The Homeopathy4Health blog has posted a piece that links to an internet article on cancer and homeopathy, based on a book authored by homeopath Ramakrishnan. Here is [a slightly amended – I changed ‘evidence’ to ‘research’ in the last sentence – version of] the comment I left on H4H’s blog, a reply from H4H and a link to some other comments following the H4H response:
In the findarticles.com piece, there are several references to the success rate of Ramakrishnan’s cancer treatments but I was unable to find the published, peer-reviewed papers that these percentages came from. The only reference seems to be to a book written by Ramakrishnan and Coulter. Apparently, “this book is based on Ramakrishnan’s clinical experience from his patient records of 1974 to 2000 during which time he has treated more than 5,000 cancer patients in India”. How reliable are the figures given by Ramakrishnan? Did he include all his cancer patients or were any excluded? What were the reasons for exclusion of patients? How were the patients diagnosed with cancer and who was diagnosing them? Were they being treated with conventional medicine plus homeopathy or with homeopathy alone? This is a problem with citing books or poorly referenced internet articles – we aren’t given the answers to any of these questions and in order for us to know whether the homeopathic treatment was really successful, we need the answers to these questions.
Some trials of homeopathy for cancer have already been published – including some randomised clinical trials. Milazzo, Russell and Ernst conducted a meta analysis on trials of homeopathy for cancer and found “insufficient evidence to support clinical efficacy of homeopathic therapy in cancer care” – Eur J Cancer. 2006 Feb;42(3):282-9. [PMID: 16376071]
If there are already properly conducted trials of homeopathy and cancer, why would anyone need to cite internet articles based on a non-peer-reviewed book written by a homeopath? Because the trials fail to show that homeopathy works. The book also fails to show that homeopathy works for cancer but because it suggests that it does [without providing appropriate evidence], it is cited. That’s how homeopathic research works – you keep looking for weaker and weaker evidence until you find some that is positive. It’s a kind of ultra dilution of the truth.
The response to this comment from H4H (in its entirety) went as follows:
If people with cancer symptoms around the world are being treated successfully with homeopathy then the current scientific methods used to measure homeopathy’s effectiveness in artificial conditions are weak.
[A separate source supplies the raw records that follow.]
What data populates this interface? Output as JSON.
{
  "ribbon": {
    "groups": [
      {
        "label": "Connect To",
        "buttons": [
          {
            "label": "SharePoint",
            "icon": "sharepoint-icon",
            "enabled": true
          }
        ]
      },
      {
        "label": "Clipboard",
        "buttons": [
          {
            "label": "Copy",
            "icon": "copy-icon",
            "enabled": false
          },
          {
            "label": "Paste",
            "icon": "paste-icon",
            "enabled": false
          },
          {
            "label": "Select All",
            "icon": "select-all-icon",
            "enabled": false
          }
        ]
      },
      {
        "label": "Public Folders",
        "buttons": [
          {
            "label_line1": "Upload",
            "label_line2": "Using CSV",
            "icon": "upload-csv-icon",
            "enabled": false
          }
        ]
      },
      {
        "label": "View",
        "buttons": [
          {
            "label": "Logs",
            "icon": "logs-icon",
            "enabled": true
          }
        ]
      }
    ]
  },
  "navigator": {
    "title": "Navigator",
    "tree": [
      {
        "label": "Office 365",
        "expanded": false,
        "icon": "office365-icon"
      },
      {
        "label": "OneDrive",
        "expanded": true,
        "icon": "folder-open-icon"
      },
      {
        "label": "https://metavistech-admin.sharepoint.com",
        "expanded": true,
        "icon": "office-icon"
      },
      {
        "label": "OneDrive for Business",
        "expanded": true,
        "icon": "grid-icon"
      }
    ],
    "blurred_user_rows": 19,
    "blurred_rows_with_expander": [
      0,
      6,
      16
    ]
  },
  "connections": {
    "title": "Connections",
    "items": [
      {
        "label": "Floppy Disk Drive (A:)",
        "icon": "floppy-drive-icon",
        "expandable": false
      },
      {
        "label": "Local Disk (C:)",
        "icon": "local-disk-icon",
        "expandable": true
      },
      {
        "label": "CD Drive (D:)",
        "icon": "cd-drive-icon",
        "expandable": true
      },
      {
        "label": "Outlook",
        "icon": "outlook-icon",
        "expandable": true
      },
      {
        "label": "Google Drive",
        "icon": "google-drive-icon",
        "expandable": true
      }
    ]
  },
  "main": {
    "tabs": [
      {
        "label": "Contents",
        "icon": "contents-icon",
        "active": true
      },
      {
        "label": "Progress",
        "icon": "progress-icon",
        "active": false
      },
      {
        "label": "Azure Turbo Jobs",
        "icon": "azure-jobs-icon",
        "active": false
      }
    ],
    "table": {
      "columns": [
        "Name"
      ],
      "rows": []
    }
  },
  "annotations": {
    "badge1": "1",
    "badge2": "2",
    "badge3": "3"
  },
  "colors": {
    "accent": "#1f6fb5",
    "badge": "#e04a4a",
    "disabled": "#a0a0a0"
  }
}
So, the treatment has been tested and found not to work. Because someone believes, despite all the contrary evidence, that homeopathy simply must work, they decide that the tests are somehow wrong. I’m going to ask why they believe the tests must be wrong, but in the meantime here’s some replies to H4H’s response to my original comments (see in particular the comments #86 and #88 from MJ Simpson and Andrew): linky.